» **How to complete this task**
Look for "data" in each line of the records, and copy the lines that have it.

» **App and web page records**
[Start of Attachment]
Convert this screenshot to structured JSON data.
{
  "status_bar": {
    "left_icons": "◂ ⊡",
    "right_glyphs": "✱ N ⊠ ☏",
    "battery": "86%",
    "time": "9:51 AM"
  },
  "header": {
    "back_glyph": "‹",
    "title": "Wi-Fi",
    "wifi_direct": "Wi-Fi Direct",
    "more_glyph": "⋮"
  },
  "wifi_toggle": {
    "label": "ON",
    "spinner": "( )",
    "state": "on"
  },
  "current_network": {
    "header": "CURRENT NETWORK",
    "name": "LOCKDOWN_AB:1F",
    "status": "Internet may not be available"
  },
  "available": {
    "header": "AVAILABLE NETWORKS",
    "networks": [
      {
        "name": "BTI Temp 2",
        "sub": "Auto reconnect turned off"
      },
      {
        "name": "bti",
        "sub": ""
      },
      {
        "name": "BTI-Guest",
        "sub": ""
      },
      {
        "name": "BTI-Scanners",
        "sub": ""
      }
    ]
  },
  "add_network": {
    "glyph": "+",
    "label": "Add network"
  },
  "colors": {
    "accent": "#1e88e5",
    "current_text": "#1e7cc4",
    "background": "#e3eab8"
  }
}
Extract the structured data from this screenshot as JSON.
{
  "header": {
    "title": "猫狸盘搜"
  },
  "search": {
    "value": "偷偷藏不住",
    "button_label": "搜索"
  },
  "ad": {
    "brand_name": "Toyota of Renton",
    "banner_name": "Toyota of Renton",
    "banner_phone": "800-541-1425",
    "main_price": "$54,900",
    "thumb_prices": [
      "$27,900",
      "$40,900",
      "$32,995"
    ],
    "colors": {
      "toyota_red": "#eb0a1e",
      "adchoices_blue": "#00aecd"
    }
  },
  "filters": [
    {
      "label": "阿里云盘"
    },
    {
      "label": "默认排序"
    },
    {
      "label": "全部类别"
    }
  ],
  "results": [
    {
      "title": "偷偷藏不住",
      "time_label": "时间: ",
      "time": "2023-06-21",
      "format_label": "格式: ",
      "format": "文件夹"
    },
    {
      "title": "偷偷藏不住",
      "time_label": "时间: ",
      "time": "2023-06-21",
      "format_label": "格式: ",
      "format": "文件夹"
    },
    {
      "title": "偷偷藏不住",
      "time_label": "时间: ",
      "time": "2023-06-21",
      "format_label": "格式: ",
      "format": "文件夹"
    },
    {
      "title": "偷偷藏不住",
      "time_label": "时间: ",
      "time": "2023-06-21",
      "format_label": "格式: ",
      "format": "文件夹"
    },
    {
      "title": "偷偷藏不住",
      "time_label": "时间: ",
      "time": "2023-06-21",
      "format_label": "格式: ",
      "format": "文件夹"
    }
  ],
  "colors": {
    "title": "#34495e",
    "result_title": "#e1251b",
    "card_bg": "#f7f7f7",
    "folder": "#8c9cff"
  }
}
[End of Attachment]
» **Task result**
Convert this screenshot to structured JSON data.
Extract the structured data from this screenshot as JSON.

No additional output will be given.